Your task
Go through the records below and copy out every line that contains the word "Selecione".

========================================================================

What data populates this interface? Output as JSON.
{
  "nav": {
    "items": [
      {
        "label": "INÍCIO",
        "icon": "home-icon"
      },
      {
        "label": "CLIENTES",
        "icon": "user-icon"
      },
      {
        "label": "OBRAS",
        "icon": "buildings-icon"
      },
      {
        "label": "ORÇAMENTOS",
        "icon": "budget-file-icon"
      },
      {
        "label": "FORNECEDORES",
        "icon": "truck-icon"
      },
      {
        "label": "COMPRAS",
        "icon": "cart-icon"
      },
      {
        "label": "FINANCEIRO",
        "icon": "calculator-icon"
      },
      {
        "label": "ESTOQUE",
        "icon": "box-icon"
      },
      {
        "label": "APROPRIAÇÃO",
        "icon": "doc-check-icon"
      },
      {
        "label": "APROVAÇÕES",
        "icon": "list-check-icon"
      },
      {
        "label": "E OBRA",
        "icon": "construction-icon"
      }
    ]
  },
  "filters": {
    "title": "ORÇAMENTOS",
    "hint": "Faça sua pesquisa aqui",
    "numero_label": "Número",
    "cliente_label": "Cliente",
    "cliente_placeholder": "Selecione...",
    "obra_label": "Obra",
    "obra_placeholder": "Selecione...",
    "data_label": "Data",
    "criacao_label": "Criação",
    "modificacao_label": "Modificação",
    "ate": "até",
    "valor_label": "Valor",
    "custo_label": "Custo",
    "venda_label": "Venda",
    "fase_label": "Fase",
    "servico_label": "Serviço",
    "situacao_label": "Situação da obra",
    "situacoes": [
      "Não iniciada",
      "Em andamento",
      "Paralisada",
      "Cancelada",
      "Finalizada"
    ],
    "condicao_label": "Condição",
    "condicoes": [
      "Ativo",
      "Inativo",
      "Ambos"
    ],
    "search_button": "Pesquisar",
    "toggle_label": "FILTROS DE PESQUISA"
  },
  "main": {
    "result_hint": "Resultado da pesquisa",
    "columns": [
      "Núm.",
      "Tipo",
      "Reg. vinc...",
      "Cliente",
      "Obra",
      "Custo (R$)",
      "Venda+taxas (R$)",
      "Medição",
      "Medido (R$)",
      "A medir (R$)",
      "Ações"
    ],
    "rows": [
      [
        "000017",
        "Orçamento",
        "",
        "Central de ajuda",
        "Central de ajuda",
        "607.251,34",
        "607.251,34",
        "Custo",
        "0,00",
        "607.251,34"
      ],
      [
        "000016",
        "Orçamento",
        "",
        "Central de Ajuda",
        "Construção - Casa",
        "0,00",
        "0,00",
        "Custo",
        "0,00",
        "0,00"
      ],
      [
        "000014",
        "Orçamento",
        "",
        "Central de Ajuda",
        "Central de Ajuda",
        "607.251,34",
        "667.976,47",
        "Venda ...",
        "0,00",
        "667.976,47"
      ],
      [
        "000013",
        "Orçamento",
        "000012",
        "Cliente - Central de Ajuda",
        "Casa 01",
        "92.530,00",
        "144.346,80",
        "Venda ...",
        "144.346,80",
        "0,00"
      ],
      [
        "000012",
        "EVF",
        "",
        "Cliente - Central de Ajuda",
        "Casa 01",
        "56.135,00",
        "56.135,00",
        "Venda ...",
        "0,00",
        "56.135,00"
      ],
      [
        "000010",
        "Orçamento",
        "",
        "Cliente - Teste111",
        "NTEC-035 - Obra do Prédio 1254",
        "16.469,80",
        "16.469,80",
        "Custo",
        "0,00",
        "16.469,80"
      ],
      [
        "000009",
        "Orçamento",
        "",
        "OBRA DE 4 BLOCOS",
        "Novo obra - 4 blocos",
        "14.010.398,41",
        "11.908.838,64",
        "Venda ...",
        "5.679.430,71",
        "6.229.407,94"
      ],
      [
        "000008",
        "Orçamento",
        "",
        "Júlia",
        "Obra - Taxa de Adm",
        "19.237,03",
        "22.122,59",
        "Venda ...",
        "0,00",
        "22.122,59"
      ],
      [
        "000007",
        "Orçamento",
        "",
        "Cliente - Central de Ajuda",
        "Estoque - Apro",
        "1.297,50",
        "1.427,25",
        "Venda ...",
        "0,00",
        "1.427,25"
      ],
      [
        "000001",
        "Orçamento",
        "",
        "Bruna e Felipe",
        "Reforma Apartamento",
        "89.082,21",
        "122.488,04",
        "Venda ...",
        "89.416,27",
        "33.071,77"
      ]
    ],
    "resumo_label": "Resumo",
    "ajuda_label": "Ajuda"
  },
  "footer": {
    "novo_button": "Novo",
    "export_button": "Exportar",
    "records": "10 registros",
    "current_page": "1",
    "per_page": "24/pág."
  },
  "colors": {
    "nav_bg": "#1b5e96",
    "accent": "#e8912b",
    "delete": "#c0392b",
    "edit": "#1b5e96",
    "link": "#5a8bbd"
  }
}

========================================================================

Written response
    "cliente_placeholder": "Selecione...",
    "obra_placeholder": "Selecione...",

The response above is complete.